New lease of life for former Leeds nightspot with Â£10m student flats
Development, investment and lettings company YPP has submitted plans to turn a derelict building on Cookridge Street, which was formerly home to Australian themed bar chain Walkabout, into 96 apartments.
Walkabout opened in 1999 but closed in summer 2013 due to poor trading conditions.
If permission is given the go-ahead, the existing building will be demolished and replaced by a modern part-six and part-eight storey building that will house the self-contained student apartments.
The development, which has been designed by Brewster Bye Architects, will also include two ground floor retail units, a lettings office that will be occupied by YPP, and a range of communal facilities for the development including a lounge, gym and study area.
YPP recently started work on another student development, Fairbairn House, which Brewster Bye and Indigo Planning also advised on, consisting of 25 apartments at 12 Clarendon Road, Leeds.
The development is due to complete this summer in time for the start of the next academic year in September.
Omar Al-Nujaifi, from YPP, said: “We have a reputation for offering students high quality homes in superb locations and this development has the potential to be one of the best student addresses in Leeds.
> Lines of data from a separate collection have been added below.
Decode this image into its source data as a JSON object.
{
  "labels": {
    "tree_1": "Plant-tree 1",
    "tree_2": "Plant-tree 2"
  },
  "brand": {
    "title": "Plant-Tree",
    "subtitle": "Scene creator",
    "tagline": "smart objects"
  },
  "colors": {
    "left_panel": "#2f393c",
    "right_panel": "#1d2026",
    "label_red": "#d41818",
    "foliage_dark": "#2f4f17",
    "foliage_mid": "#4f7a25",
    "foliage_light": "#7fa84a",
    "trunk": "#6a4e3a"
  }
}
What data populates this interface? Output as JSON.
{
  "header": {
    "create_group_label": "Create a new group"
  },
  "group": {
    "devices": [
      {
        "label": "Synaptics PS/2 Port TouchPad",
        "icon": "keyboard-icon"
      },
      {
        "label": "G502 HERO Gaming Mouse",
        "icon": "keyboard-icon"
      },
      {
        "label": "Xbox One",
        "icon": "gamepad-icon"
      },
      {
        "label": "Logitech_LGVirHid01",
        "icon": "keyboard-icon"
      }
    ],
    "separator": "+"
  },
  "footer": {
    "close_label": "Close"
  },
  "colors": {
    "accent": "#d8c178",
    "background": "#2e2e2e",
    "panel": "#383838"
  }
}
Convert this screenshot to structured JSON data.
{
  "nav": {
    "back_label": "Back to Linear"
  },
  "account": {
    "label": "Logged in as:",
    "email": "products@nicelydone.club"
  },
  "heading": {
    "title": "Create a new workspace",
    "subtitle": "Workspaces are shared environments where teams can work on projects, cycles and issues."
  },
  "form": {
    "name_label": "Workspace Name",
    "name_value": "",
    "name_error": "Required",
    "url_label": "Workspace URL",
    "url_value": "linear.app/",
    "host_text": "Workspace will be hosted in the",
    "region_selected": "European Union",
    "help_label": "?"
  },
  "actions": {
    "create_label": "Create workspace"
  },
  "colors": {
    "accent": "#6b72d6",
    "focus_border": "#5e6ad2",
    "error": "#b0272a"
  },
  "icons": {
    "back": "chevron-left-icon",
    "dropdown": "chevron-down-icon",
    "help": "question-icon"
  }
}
“Leeds city centre’s amenities and its universities are right on the doorstep and when this is combined with an exceptional brand new building and great communal facilities, there’s no doubt it would be a highly sought after place to live.”
Chris Austin, managing director at Headingley-based Brewster Bye Architects, added: “The former Walkabout building has sat empty in recent years so this development would significantly enhance the existing streetscape and complement the sensitive conservation area.
“The modern building is specifically designed to respond to the tight urban nature of the site, between the stunning façade of the O2 Academy and a new hotel development.
“It will be built using stone to match adjacent buildings and feature two stepped storeys on top, constructed mainly of glass, which will make it a prominent landmark in this fast evolving part of the city.”
In recent years there has been a shift in where students live, moving closer to city centres and away from neighbourhoods deemed more suited to families.
Simon Grundy, regional director at Indigo Planning added: “This development would provide much-needed purpose-built student housing in a prime location.”